Anti-Corruption Bureau (ACB) director general Martha Chizuma has taken a swipe at political parties, both in opposition and government, over what she described as “their insatiable appetite for kickbacks”.
She said political parties are prone to corruption because that is their main means of funding their operations.
Chizuma said this on Thursday during the International Anti-Corruption Day commemoration in Mzuzu where Vice-President Saulos Chilima was guest of honour.
She noted that most political parties do not have financing strategies, as such, they seek kickbacks from contracts which perpetuates corruption in the country.
In July this year, the Malawi Law Society (MLS) kick started a process for parties to disclose their sources of funding.
MLS asked the Registrar of Political Parties to disclose sources and amounts of money four major political parties received between January 1 2019 and December 31 2020.
In a letter dated July 20 2021, the lawyers’ body demanded a report from the registrar on the state of the parties’ compliance under Political Parties Act, but no party has publicly declared its sources of funding to date.
Chizuma said the levels, intensity and sophistication of corruption continue to rise, threatening any meaningful development and aspirations of the country.
She said: “It is lack of integrity in almost all our governing political parties who, after almost three decades of multiparty democracy, have still not figured out legitimate ways of funding their parties.
“[They] have consistently sacrificed public services and goods meant for the people they are governing at the altar of questionable multi billion kwacha contracts to unscrupulous business people for kickbacks as a way of funding their parties to purchase party T-shirts and cloths as if that is all Malawians are entitled to. “
As part of solutions, the ACB chief said the bureau has undertaken to ensure that by March 2022, there would have been substantive progress in the incorporation of issues of integrity and ethics in the primary school curriculum as well as periodic lifestyle audits, among others.
Explained Chizuma: “Lifestyle audits and investigation of unexplained wealth would be in full operation within the bureau.

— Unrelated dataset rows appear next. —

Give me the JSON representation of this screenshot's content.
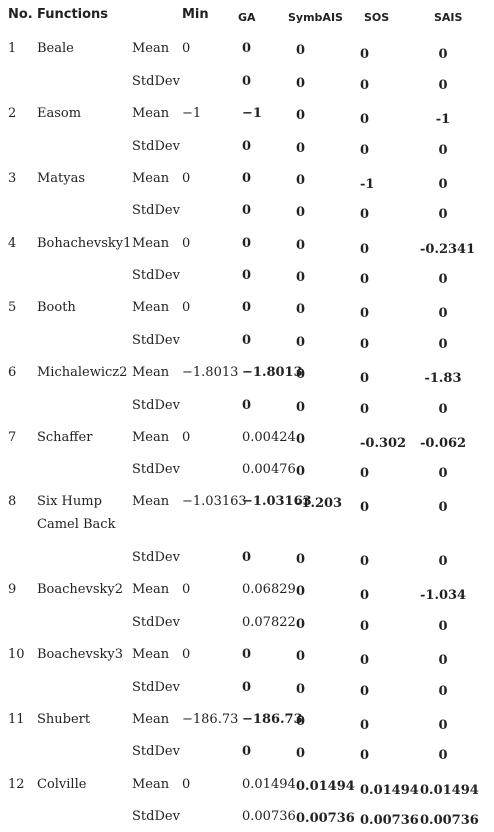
{
  "headers": {
    "no": "No.",
    "functions": "Functions",
    "stat": "",
    "min": "Min",
    "ga": "GA",
    "symbais": "SymbAIS",
    "sos": "SOS",
    "sais": "SAIS"
  },
  "rows": [
    {
      "no": "1",
      "fn": "Beale",
      "fn2": "",
      "mean": {
        "label": "Mean",
        "min": "0",
        "ga": "0",
        "sym": "0",
        "sos": "0",
        "sais": "0"
      },
      "std": {
        "label": "StdDev",
        "ga": "0",
        "sym": "0",
        "sos": "0",
        "sais": "0"
      }
    },
    {
      "no": "2",
      "fn": "Easom",
      "fn2": "",
      "mean": {
        "label": "Mean",
        "min": "−1",
        "ga": "−1",
        "sym": "0",
        "sos": "0",
        "sais": "-1"
      },
      "std": {
        "label": "StdDev",
        "ga": "0",
        "sym": "0",
        "sos": "0",
        "sais": "0"
      }
    },
    {
      "no": "3",
      "fn": "Matyas",
      "fn2": "",
      "mean": {
        "label": "Mean",
        "min": "0",
        "ga": "0",
        "sym": "0",
        "sos": "-1",
        "sais": "0"
      },
      "std": {
        "label": "StdDev",
        "ga": "0",
        "sym": "0",
        "sos": "0",
        "sais": "0"
      }
    },
    {
      "no": "4",
      "fn": "Bohachevsky1",
      "fn2": "",
      "mean": {
        "label": "Mean",
        "min": "0",
        "ga": "0",
        "sym": "0",
        "sos": "0",
        "sais": "-0.2341"
      },
      "std": {
        "label": "StdDev",
        "ga": "0",
        "sym": "0",
        "sos": "0",
        "sais": "0"
      }
    },
    {
      "no": "5",
      "fn": "Booth",
      "fn2": "",
      "mean": {
        "label": "Mean",
        "min": "0",
        "ga": "0",
        "sym": "0",
        "sos": "0",
        "sais": "0"
      },
      "std": {
        "label": "StdDev",
        "ga": "0",
        "sym": "0",
        "sos": "0",
        "sais": "0"
      }
    },
    {
      "no": "6",
      "fn": "Michalewicz2",
      "fn2": "",
      "mean": {
        "label": "Mean",
        "min": "−1.8013",
        "ga": "−1.8013",
        "sym": "0",
        "sos": "0",
        "sais": "-1.83"
      },
      "std": {
        "label": "StdDev",
        "ga": "0",
        "sym": "0",
        "sos": "0",
        "sais": "0"
      }
    },
    {
      "no": "7",
      "fn": "Schaffer",
      "fn2": "",
      "mean": {
        "label": "Mean",
        "min": "0",
        "ga": "0.00424",
        "sym": "0",
        "sos": "-0.302",
        "sais": "-0.062"
      },
      "std": {
        "label": "StdDev",
        "ga": "0.00476",
        "sym": "0",
        "sos": "0",
        "sais": "0"
      }
    },
    {
      "no": "8",
      "fn": "Six Hump",
      "fn2": "Camel Back",
      "mean": {
        "label": "Mean",
        "min": "−1.03163",
        "ga": "−1.03163",
        "sym": "-1.203",
        "sos": "0",
        "sais": "0"
      },
      "std": {
        "label": "StdDev",
        "ga": "0",
        "sym": "0",
        "sos": "0",
        "sais": "0"
      }
    },
    {
      "no": "9",
      "fn": "Boachevsky2",
      "fn2": "",
      "mean": {
        "label": "Mean",
        "min": "0",
        "ga": "0.06829",
        "sym": "0",
        "sos": "0",
        "sais": "-1.034"
      },
      "std": {
        "label": "StdDev",
        "ga": "0.07822",
        "sym": "0",
        "sos": "0",
        "sais": "0"
      }
    },
    {
      "no": "10",
      "fn": "Boachevsky3",
      "fn2": "",
      "mean": {
        "label": "Mean",
        "min": "0",
        "ga": "0",
        "sym": "0",
        "sos": "0",
        "sais": "0"
      },
      "std": {
        "label": "StdDev",
        "ga": "0",
        "sym": "0",
        "sos": "0",
        "sais": "0"
      }
    },
    {
      "no": "11",
      "fn": "Shubert",
      "fn2": "",
      "mean": {
        "label": "Mean",
        "min": "−186.73",
        "ga": "−186.73",
        "sym": "0",
        "sos": "0",
        "sais": "0"
      },
      "std": {
        "label": "StdDev",
        "ga": "0",
        "sym": "0",
        "sos": "0",
        "sais": "0"
      }
    },
    {
      "no": "12",
      "fn": "Colville",
      "fn2": "",
      "mean": {
        "label": "Mean",
        "min": "0",
        "ga": "0.01494",
        "sym": "0.01494",
        "sos": "0.01494",
        "sais": "0.01494"
      },
      "std": {
        "label": "StdDev",
        "ga": "0.00736",
        "sym": "0.00736",
        "sos": "0.00736",
        "sais": "0.00736"
      }
    }
  ]
}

Asset recovery would accompany any appropriate criminal investigations the bureau conducts.
“By then, we would have made efforts to convince the Judiciary that while waiting for the Financial Crimes Court, there should be an administrative arrangement where corruption and other financial crimes cases with a threshold of more than K1 billion involving politically exposed persons be assigned to a particular judicial officer and be dealt within a maximum period of six months.”
In his remarks, Chilima urged the ACB and other law enforcement agencies to deal with all the perpetrators of corruption and fraud without fear or favour.
The Vice-President said corruption has the power to rupture a country and its people beyond repair, but also it could make a government lose its legitimacy over its people.
Said Chilima: “This year’s commemoration is very relevant for Malawi especially at this time when the prevalence of this scourge is almost at an alarming rate with devastating effects on the economy of this country.
“I, therefore, call upon the Anti- Corruption Bureau and other law enforcement agencies to deal with all the perpetrators of corruption and fraud in Malawi without fear or favour.
He said corrupt elements are enemies of development so they must be dealt with decisively. Don’t be scared. You have the President’s and government’s full support on this,” said the Veep.
On his part, Minister of Justice Titus Mvalo emphasised the need for speed in addressing financial crimes-related cases, indicating that he was in support of the ACB’s proposal for an administrative arrangement within the judiciary.
Recently, ACB and the United Nations Development Programme (warned that the Malawi 2063 long-term development strategy risks failure if corruption continues to worsen in the country.